Write an exact copy of the entries below that leaves out all pictures.
Data for this exercise Block Start
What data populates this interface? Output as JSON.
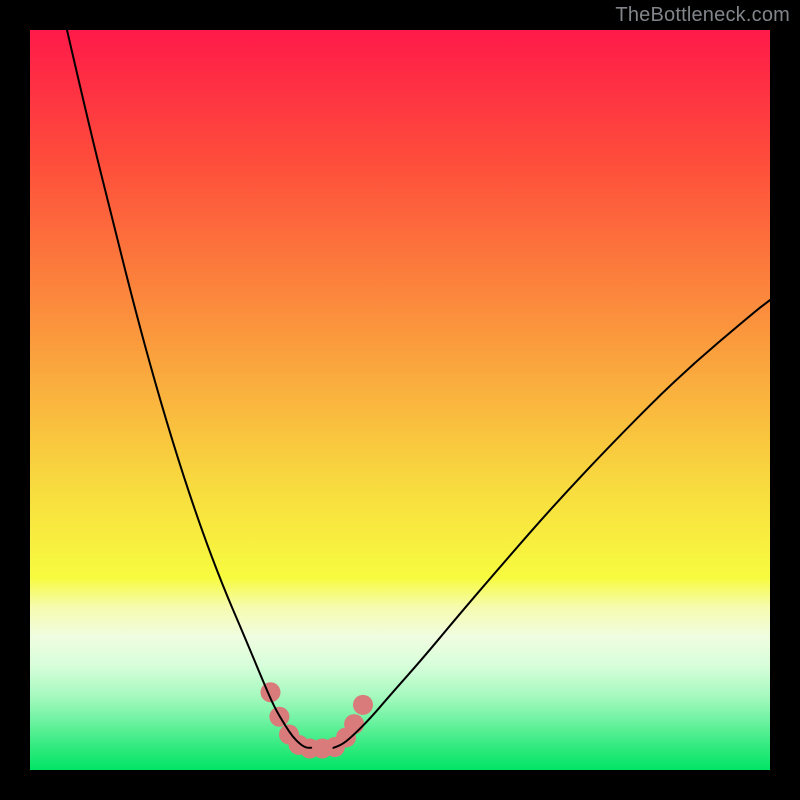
{
  "attribution": "TheBottleneck.com",
  "chart_data": {
    "type": "line",
    "title": "",
    "xlabel": "",
    "ylabel": "",
    "xlim": [
      0,
      100
    ],
    "ylim": [
      0,
      100
    ],
    "background_gradient_stops": [
      {
        "offset": 0,
        "color": "#ff1a49"
      },
      {
        "offset": 18,
        "color": "#fe4e3b"
      },
      {
        "offset": 40,
        "color": "#fb943d"
      },
      {
        "offset": 62,
        "color": "#f8dc3f"
      },
      {
        "offset": 74,
        "color": "#f7fb3f"
      },
      {
        "offset": 78,
        "color": "#f6fbb0"
      },
      {
        "offset": 82,
        "color": "#f0fde0"
      },
      {
        "offset": 86,
        "color": "#d6feda"
      },
      {
        "offset": 90,
        "color": "#a6f9bf"
      },
      {
        "offset": 93,
        "color": "#74f3a4"
      },
      {
        "offset": 96,
        "color": "#40ec87"
      },
      {
        "offset": 100,
        "color": "#00e464"
      }
    ],
    "series": [
      {
        "name": "left-curve",
        "x": [
          5,
          8,
          11,
          14,
          17,
          20,
          23,
          26,
          29,
          31.5,
          33,
          34.5,
          35.5,
          36.5,
          37.3,
          38
        ],
        "y": [
          100,
          87,
          75,
          63,
          52,
          42,
          33,
          25,
          18,
          12,
          8.5,
          6,
          4.5,
          3.5,
          3,
          3
        ]
      },
      {
        "name": "right-curve",
        "x": [
          41,
          42,
          43.5,
          46,
          49,
          53,
          58,
          64,
          71,
          79,
          88,
          98,
          100
        ],
        "y": [
          3,
          3.3,
          4.5,
          7,
          10.5,
          15,
          21,
          28,
          36,
          44.5,
          53.5,
          62,
          63.5
        ]
      }
    ],
    "valley_dots": [
      {
        "x": 32.5,
        "y": 10.5
      },
      {
        "x": 33.7,
        "y": 7.2
      },
      {
        "x": 35.0,
        "y": 4.8
      },
      {
        "x": 36.3,
        "y": 3.4
      },
      {
        "x": 37.8,
        "y": 2.9
      },
      {
        "x": 39.5,
        "y": 2.9
      },
      {
        "x": 41.2,
        "y": 3.1
      },
      {
        "x": 42.7,
        "y": 4.4
      },
      {
        "x": 43.8,
        "y": 6.2
      },
      {
        "x": 45.0,
        "y": 8.8
      }
    ],
    "valley_dot_color": "#d97b7a",
    "valley_dot_radius_px": 10,
    "curve_stroke_color": "#000000",
    "curve_stroke_width_px": 2
  }
}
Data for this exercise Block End
--- Written reply ---
What data populates this interface? Output as JSON.
{
  "attribution": "TheBottleneck.com",
  "chart_data": {
    "type": "line",
    "title": "",
    "xlabel": "",
    "ylabel": "",
    "xlim": [
      0,
      100
    ],
    "ylim": [
      0,
      100
    ],
    "background_gradient_stops": [
      {
        "offset": 0,
        "color": "#ff1a49"
      },
      {
        "offset": 18,
        "color": "#fe4e3b"
      },
      {
        "offset": 40,
        "color": "#fb943d"
      },
      {
        "offset": 62,
        "color": "#f8dc3f"
      },
      {
        "offset": 74,
        "color": "#f7fb3f"
      },
      {
        "offset": 78,
        "color": "#f6fbb0"
      },
      {
        "offset": 82,
        "color": "#f0fde0"
      },
      {
        "offset": 86,
        "color": "#d6feda"
      },
      {
        "offset": 90,
        "color": "#a6f9bf"
      },
      {
        "offset": 93,
        "color": "#74f3a4"
      },
      {
        "offset": 96,
        "color": "#40ec87"
      },
      {
        "offset": 100,
        "color": "#00e464"
      }
    ],
    "series": [
      {
        "name": "left-curve",
        "x": [
          5,
          8,
          11,
          14,
          17,
          20,
          23,
          26,
          29,
          31.5,
          33,
          34.5,
          35.5,
          36.5,
          37.3,
          38
        ],
        "y": [
          100,
          87,
          75,
          63,
          52,
          42,
          33,
          25,
          18,
          12,
          8.5,
          6,
          4.5,
          3.5,
          3,
          3
        ]
      },
      {
        "name": "right-curve",
        "x": [
          41,
          42,
          43.5,
          46,
          49,
          53,
          58,
          64,
          71,
          79,
          88,
          98,
          100
        ],
        "y": [
          3,
          3.3,
          4.5,
          7,
          10.5,
          15,
          21,
          28,
          36,
          44.5,
          53.5,
          62,
          63.5
        ]
      }
    ],
    "valley_dots": [
      {
        "x": 32.5,
        "y": 10.5
      },
      {
        "x": 33.7,
        "y": 7.2
      },
      {
        "x": 35.0,
        "y": 4.8
      },
      {
        "x": 36.3,
        "y": 3.4
      },
      {
        "x": 37.8,
        "y": 2.9
      },
      {
        "x": 39.5,
        "y": 2.9
      },
      {
        "x": 41.2,
        "y": 3.1
      },
      {
        "x": 42.7,
        "y": 4.4
      },
      {
        "x": 43.8,
        "y": 6.2
      },
      {
        "x": 45.0,
        "y": 8.8
      }
    ],
    "valley_dot_color": "#d97b7a",
    "valley_dot_radius_px": 10,
    "curve_stroke_color": "#000000",
    "curve_stroke_width_px": 2
  }
}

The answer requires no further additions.